Tiered priceing maximizes profit for all transactions in the sense that it doesn’t leave out buyers who will not pay a higher price. It doesn’t do anything to maximize the ‘cut of the value’ from individual transactions.
And, yes, my analysis does include that. In so much as it provides a reason for Tesla to sell the nerf’ed 75KWh car for a lower price. Let’s be clear, they have a huge waiting list. They could have stopped selling at the 60KWh price point and still sold every car they made. They would have made more money up front. So, clearly, they saw some value in keeping the lower price point around.
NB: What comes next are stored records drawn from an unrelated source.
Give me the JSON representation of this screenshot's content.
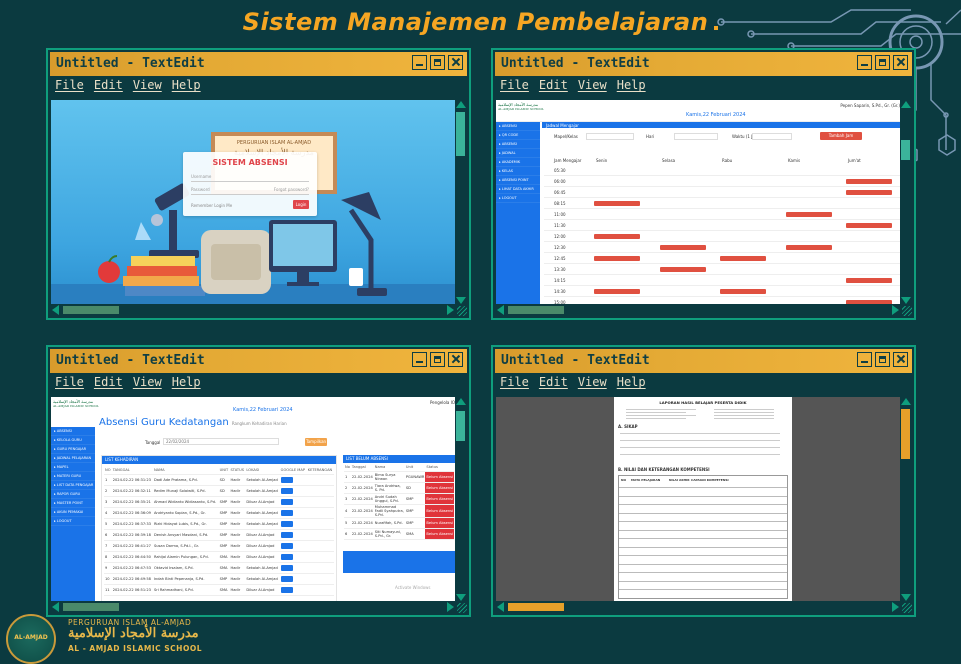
{
  "page": {
    "title": "Sistem Manajemen Pembelajaran"
  },
  "windows": [
    {
      "title": "Untitled - TextEdit",
      "menu": [
        "File",
        "Edit",
        "View",
        "Help"
      ]
    },
    {
      "title": "Untitled - TextEdit",
      "menu": [
        "File",
        "Edit",
        "View",
        "Help"
      ]
    },
    {
      "title": "Untitled - TextEdit",
      "menu": [
        "File",
        "Edit",
        "View",
        "Help"
      ]
    },
    {
      "title": "Untitled - TextEdit",
      "menu": [
        "File",
        "Edit",
        "View",
        "Help"
      ]
    }
  ],
  "login": {
    "cert_label": "PERGURUAN ISLAM AL-AMJAD",
    "cert_arabic": "مدرسة الأمجاد الإسلامية",
    "title": "SISTEM ABSENSI",
    "username_placeholder": "Username",
    "password_placeholder": "Password",
    "forgot": "Forgot password?",
    "remember": "Remember Login Me",
    "button": "Login"
  },
  "schedule": {
    "school_arabic": "مدرسة الأمجاد الإسلامية",
    "school_latin": "AL-AMJAD ISLAMIC SCHOOL",
    "date": "Kamis,22 Februari 2024",
    "user": "Pepen Saparin, S.Pd., Gr. (Gr.)",
    "tab": "Jadwal Mengajar",
    "filter_labels": [
      "Mapel/Kelas",
      "Hari",
      "Waktu (1 Jam)"
    ],
    "add_button": "Tambah Jam Mengajar",
    "columns": [
      "Jam Mengajar",
      "Senin",
      "Selasa",
      "Rabu",
      "Kamis",
      "Jum'at"
    ],
    "times": [
      "05:30",
      "06:00",
      "06:45",
      "08:15",
      "11:00",
      "11:30",
      "12:00",
      "12:30",
      "12:45",
      "13:30",
      "14:15",
      "14:30",
      "15:00"
    ],
    "sidebar": [
      "ABSENSI",
      "QR CODE",
      "ABSENSI",
      "JADWAL",
      "AKADEMIK",
      "KELAS",
      "ABSENSI POINT",
      "LIHAT DATA AKHIR",
      "LOGOUT"
    ]
  },
  "attendance": {
    "heading": "Absensi Guru Kedatangan",
    "subheading": "Rangkum Kehadiran Harian",
    "date": "Kamis,22 Februari 2024",
    "user": "Pengelola IO",
    "filter_label": "Tanggal",
    "filter_value": "22/02/2024",
    "filter_button": "Tampilkan",
    "sidebar": [
      "ABSENSI",
      "KELOLA GURU",
      "GURU PENGAJAR",
      "JADWAL PELAJARAN",
      "MAPEL",
      "MATERI GURU",
      "LIST DATA PENGAJAR",
      "RAPOR GURU",
      "MASTER POINT",
      "AKUN PEMAKAI",
      "LOGOUT"
    ],
    "left_panel_title": "LIST KEHADIRAN",
    "left_columns": [
      "NO",
      "TANGGAL",
      "NAMA",
      "UNIT",
      "STATUS",
      "LOKASI",
      "GOOGLE MAP",
      "KETERANGAN"
    ],
    "left_rows": [
      [
        "1",
        "2024-02-22 06:31:23",
        "Dadi Ade Pratama, S.Pd.",
        "SD",
        "Hadir",
        "Sekolah Al-Amjad"
      ],
      [
        "2",
        "2024-02-22 06:32:11",
        "Redim Munaji Solaiwiti, S.Pd.",
        "SD",
        "Hadir",
        "Sekolah Al-Amjad"
      ],
      [
        "3",
        "2024-02-22 06:35:21",
        "Ahmad Widianto Widiasanto, S.Pd.",
        "SMP",
        "Hadir",
        "Diluar Al-Amjad"
      ],
      [
        "4",
        "2024-02-22 06:36:09",
        "Andriyanto Sopian, S.Pd., Gr.",
        "SMP",
        "Hadir",
        "Sekolah Al-Amjad"
      ],
      [
        "5",
        "2024-02-22 06:37:33",
        "Rizki Hidayat Lubis, S.Pd., Gr.",
        "SMP",
        "Hadir",
        "Sekolah Al-Amjad"
      ],
      [
        "6",
        "2024-02-22 06:39:18",
        "Denish Ansyari Masdani, S.Pd.",
        "SMP",
        "Hadir",
        "Diluar Al-Amjad"
      ],
      [
        "7",
        "2024-02-22 06:41:27",
        "Susan Darma, S.Pd.I., Gr.",
        "SMP",
        "Hadir",
        "Diluar Al-Amjad"
      ],
      [
        "8",
        "2024-02-22 06:44:50",
        "Rahijal Alamin Pulungan, S.Pd.",
        "SMA",
        "Hadir",
        "Diluar Al-Amjad"
      ],
      [
        "9",
        "2024-02-22 06:47:53",
        "Oktavid Irsalam, S.Pd.",
        "SMA",
        "Hadir",
        "Sekolah Al-Amjad"
      ],
      [
        "10",
        "2024-02-22 06:49:58",
        "Indah Binti Pepenanja, S.Pd.",
        "SMP",
        "Hadir",
        "Sekolah Al-Amjad"
      ],
      [
        "11",
        "2024-02-22 06:51:23",
        "Sri Rahmadhani, S.Pd.",
        "SMA",
        "Hadir",
        "Diluar Al-Amjad"
      ]
    ],
    "right_panel_title": "LIST BELUM ABSENSI",
    "right_columns": [
      "No",
      "Tanggal",
      "Nama",
      "Unit",
      "Status"
    ],
    "right_rows": [
      [
        "1",
        "22-02-2024",
        "Bima Surya Nirwan",
        "PGUNAWR",
        "Belum Absensi"
      ],
      [
        "2",
        "22-02-2024",
        "Tiara Andriwa, S. Pd.",
        "SD",
        "Belum Absensi"
      ],
      [
        "3",
        "22-02-2024",
        "Andri Sudah Unggul, S.Pd.",
        "SMP",
        "Belum Absensi"
      ],
      [
        "4",
        "22-02-2024",
        "Muhammad Fadli Syahputra, S.Pd.",
        "SMP",
        "Belum Absensi"
      ],
      [
        "5",
        "22-02-2024",
        "Nurafifah, S.Pd.",
        "SMP",
        "Belum Absensi"
      ],
      [
        "6",
        "22-02-2024",
        "Siti Numayuni, S.Pd., Gr.",
        "SMA",
        "Belum Absensi"
      ]
    ],
    "watermark": "Activate Windows"
  },
  "report": {
    "title": "LAPORAN HASIL BELAJAR PESERTA DIDIK",
    "section1": "A. SIKAP",
    "section2": "B. NILAI DAN KETERANGAN KOMPETENSI",
    "columns": [
      "NO",
      "MATA PELAJARAN",
      "NILAI AKHIR",
      "CAPAIAN KOMPETENSI"
    ]
  },
  "footer": {
    "seal_text": "AL-AMJAD",
    "line1": "PERGURUAN ISLAM AL-AMJAD",
    "line2_arabic": "مدرسة الأمجاد الإسلامية",
    "line3": "AL - AMJAD ISLAMIC SCHOOL"
  },
  "colors": {
    "accent": "#f6a623",
    "background": "#0b3a40",
    "window_border": "#0f9e7d",
    "titlebar": "#e4aa35",
    "blue": "#1a73e8",
    "red": "#e05040"
  }
}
The concern about the ethics of locking down the firmware is complex. Maybe I can share the reasoning that the OSS movement has come to that relates to this. OSS in general wants to see all software open and that’s a great goal, but when trying to apply that to firmware they ran into pushback from the manufacturers. The manufacturers say:
“We sell black boxes. We document how to talk to them and what they should do. Yes, they have software (which we call firmware) running inside of them to make them work. No, we don’t think you should get this software in an ‘open’ form (source code). Our reason being that we could have made the product with hardcoded logic or with a small processor running firmware. Either way the black box would still work the same way when viewed from the outside. So, why does our choice of how to implement it expose us to a higher level of scruitny?”
This answer was pretty divisive to the OSS movement as it showed the divide between the “software should be open so that I can modify it and make it work the way I want it to” and the “free all the things” groups.